Winter can be a great season for many, bringing with it the opportunity to spend time with family and friends and enjoy festivities. It has a certain spirit about it that’s uplifting, with holiday decorations lighting up the street, and it can be a great time to do some shopping with many stores having sales, not to mention the promise of getting gifts. However, for others it can be a dreaded season because of the effect it can have on your skin. The cold weather and being stuck inside with dry indoor heating causing dry air to draw moisture away from your skin, leaving it prone for a breakout. Added to that is a type of oil that the small glands of your skin produce called sebum, which is responsible for keeping your skin moist. Unfortunately, during winter your skin produces more sebum than necessary because of the dry conditions, which leads to your pores becoming clogged, causing a breakout. This is why having the same routine all year round is not a good idea, because your skin has different needs in winter.

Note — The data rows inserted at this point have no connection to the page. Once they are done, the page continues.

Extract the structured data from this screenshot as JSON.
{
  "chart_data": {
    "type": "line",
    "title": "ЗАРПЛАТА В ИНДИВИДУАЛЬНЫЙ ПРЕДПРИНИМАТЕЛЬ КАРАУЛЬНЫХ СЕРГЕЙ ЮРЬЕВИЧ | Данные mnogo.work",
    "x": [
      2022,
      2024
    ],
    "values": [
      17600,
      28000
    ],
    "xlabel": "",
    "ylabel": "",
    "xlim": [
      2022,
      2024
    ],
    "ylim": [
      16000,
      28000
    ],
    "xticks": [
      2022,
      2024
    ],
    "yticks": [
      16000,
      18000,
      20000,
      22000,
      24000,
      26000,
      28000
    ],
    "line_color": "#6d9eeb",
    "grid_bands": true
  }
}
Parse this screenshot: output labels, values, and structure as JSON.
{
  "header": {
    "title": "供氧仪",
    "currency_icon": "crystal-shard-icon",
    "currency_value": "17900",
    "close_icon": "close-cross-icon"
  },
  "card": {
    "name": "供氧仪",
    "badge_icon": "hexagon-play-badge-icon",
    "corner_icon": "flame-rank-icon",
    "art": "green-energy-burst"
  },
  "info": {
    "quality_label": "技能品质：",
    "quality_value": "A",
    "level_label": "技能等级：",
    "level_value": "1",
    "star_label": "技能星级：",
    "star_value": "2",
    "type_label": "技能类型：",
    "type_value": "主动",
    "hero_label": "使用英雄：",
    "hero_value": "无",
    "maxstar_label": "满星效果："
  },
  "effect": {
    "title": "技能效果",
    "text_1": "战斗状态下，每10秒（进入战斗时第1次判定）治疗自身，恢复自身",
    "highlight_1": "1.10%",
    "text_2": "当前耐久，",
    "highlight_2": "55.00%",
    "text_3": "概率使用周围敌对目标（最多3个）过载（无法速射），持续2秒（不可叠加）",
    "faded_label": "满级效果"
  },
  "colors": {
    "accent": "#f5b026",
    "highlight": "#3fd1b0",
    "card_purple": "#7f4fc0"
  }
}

But fear not, there are some simple methods to help alleviate the burden your skin faces during this festive time of year.
Since the cold weather and being inside with dry indoor heating causes dry air to draw moisture away from your skin, it is of utmost importance to moisturize whenever possible. You may be thinking that you already moisturize enough, but if your skin even threatens to look dry, moisturize more. When looking for a product to use for moisturizing, you should keep an eye out for any product that uses glycerin. Glycerin is often used to treat oily skin conditions like acne which cold weather causes, as well as being used to hydrate the skin and keep it nourished, which will ultimately prevent the acne from rearing its head. A product like this moisturizer from Misumi should do the trick, as not only does it moisturize your skin but acts as a sunscreen too, which is just as important during winter. Using the correct cleanser with the moisturizer you choose can help to yield great benefits. Remember to not skip that step on your skincare routine at the start or end of every day. Using a cleanser that contains vitamin E oil or jojoba oil can wonders if you are already suffering with dry skin, since they are non-comedogenic, which simply means they won’t block the pores on your skin.
It’s easy to assume that dehydration only occurs during sweltering heat and in humid climates, but dehydration occurs in winter just the same. It seems as if it is easier to get dehydrated during winter as you depend on physical cues such as being thirsty to tell whether or not you need to drink water. This is unfortunately not the best way to tell as being thirsty doesn’t always equate to being dehydrated. This can also be due to not sweating as much and assuming that moisture is not being lost. Dehydration is especially not good for the skin, as it can lead to skin problems and disorders like psoriasis, eczema and dry skin, since it reduces your body’s ability to remove toxins through the skin. In addition to drinking water, you may want to also eat fruits and vegetables as they also help to keep you hydrated. If you’re extremely dehydrated, getting an IV treatment can replenish fluids quickly and help you feel better fast. To avoid an infusion reaction, make sure to get your IV with a licensed medical provider. Even though there is no evidence to suggest drinking extra water improves the quality of your skin, it is important to stay hydrated.
Cool down your shower
While the idea of showering in cold water during winter may seem like a horrifying prospect, there could be certain benefits to the skin. Hot water strips your skin of its natural oils, which is the exact reason why we use conditioner after we have washed our hair. You could try showering or bathing in lukewarm water, or if you must, try to limit your time in the shower and keep your bathing routine to 10-15 minutes. Soaps or shower gels that contain moisturizing agents can also help to reduce the burden of hot water on your skin during winter, and avoid entering a room with dry indoor heating as soon as you have showered.